It has been said, with some authority, that “wickedness never was happiness.” I agree. And would add: ignorance isn’t happiness, either. I guess it may be bliss to some people in a way for some period of time—but it isn’t happiness.
Does that mean that knowledge is happiness? Well. Some knowledge is. Jesus said, “This is life eternal, that they might know thee the only true God, and Jesus Christ, whom thou has sent.” Life eternal sounds pretty happy.
On the other hand, happiness through knowledge is conditional. “To be learned is good if they hearken unto the counsels of God.” Some people seem to handle knowledge better than others. For some, what they know magnifies for them the things they don’t know and they seek to learn from a position of humility. For a few others, being well read can make them proud and arrogant. Knowledge, by itself, is not happiness. How we approach knowledge and what we do with it matters.
One of my very most favorite things about Joseph Smith is how he taught his followers to use their noggins. Would we describe Joseph Smith as a charismatic prophet? I think in some ways, yes. But he was a leader who taught people to think for themselves. He taught faith, but not blind obedience. To Joseph Smith (or, better, through Joseph Smith) can be attributed teachings such as these:
- “Seek learning, even by study and also by faith.”
- “Seek ye out of the best books words of wisdom.”
- “The glory of God is intelligence.”
- “Whatever principle of intelligence we attain unto in this life, it will rise with us in the resurrection. And if a person gains more knowledge and intelligence in this life through his diligence and obedience than another, he will have so much the advantage in the world to come.”
- “A man is saved no faster than he gets knowledge.”
- “Obtain a knowledge of history, and of countries.”
- “It is impossible for a man to be saved in ignorance.”
- “Study it out in your mind.”
- “Study and learn, and become acquainted with all good books.”
And I could go on. This was a man raised in much ignorance—or at least without significant formal education. Yet he studied—and taught—and started schools. I have been told that for the members of the church Joseph Smith restored, there is a positive correlation between level of education and level of activity. There should be!
May I suggest that among the list of things of which we should not be ignorant are these two: First, we should not be ignorant of Joseph Smith—neither of his life nor of his teachings. We ought to know the man—what he did, what he said, what he taught, what others said and thought of him, what he accomplished, etc. Second, we should not be ignorant of spirituality, the workings of “the spirit,” the sources of testimony, and the reality of our need to ultimately determine some critical things by relying on the Spirit to guide our faith and choices.
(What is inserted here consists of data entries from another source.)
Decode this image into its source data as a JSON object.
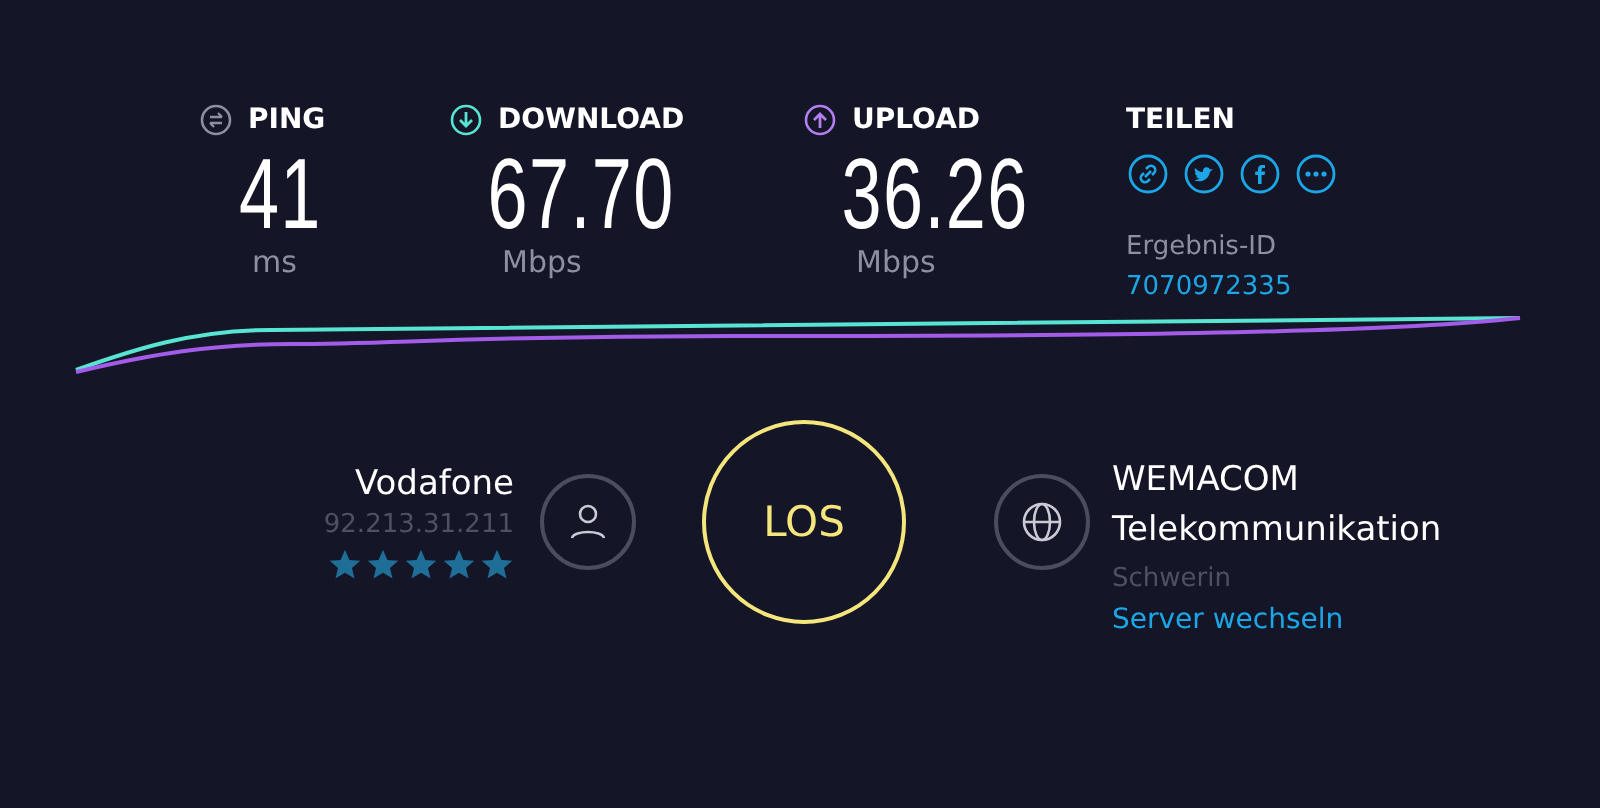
{
  "metrics": [
    {
      "kind": "ping",
      "label": "PING",
      "value": "41",
      "unit": "ms"
    },
    {
      "kind": "download",
      "label": "DOWNLOAD",
      "value": "67.70",
      "unit": "Mbps"
    },
    {
      "kind": "upload",
      "label": "UPLOAD",
      "value": "36.26",
      "unit": "Mbps"
    }
  ],
  "share": {
    "label": "TEILEN",
    "buttons": [
      {
        "kind": "link"
      },
      {
        "kind": "twitter"
      },
      {
        "kind": "facebook"
      },
      {
        "kind": "more"
      }
    ],
    "result_label": "Ergebnis-ID",
    "result_id": "7070972335"
  },
  "isp": {
    "name": "Vodafone",
    "ip": "92.213.31.211",
    "stars": 5
  },
  "go_button": "LOS",
  "server": {
    "name": "WEMACOM Telekommunikation",
    "location": "Schwerin",
    "change_link": "Server wechseln"
  }
}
“For to one is given by the Spirit the word of wisdom; to another the word of knowledge by the same Spirit.” The Spirit and knowledge work together. They don’t need to be balanced, per se, as much as they both just need to be fully utilized.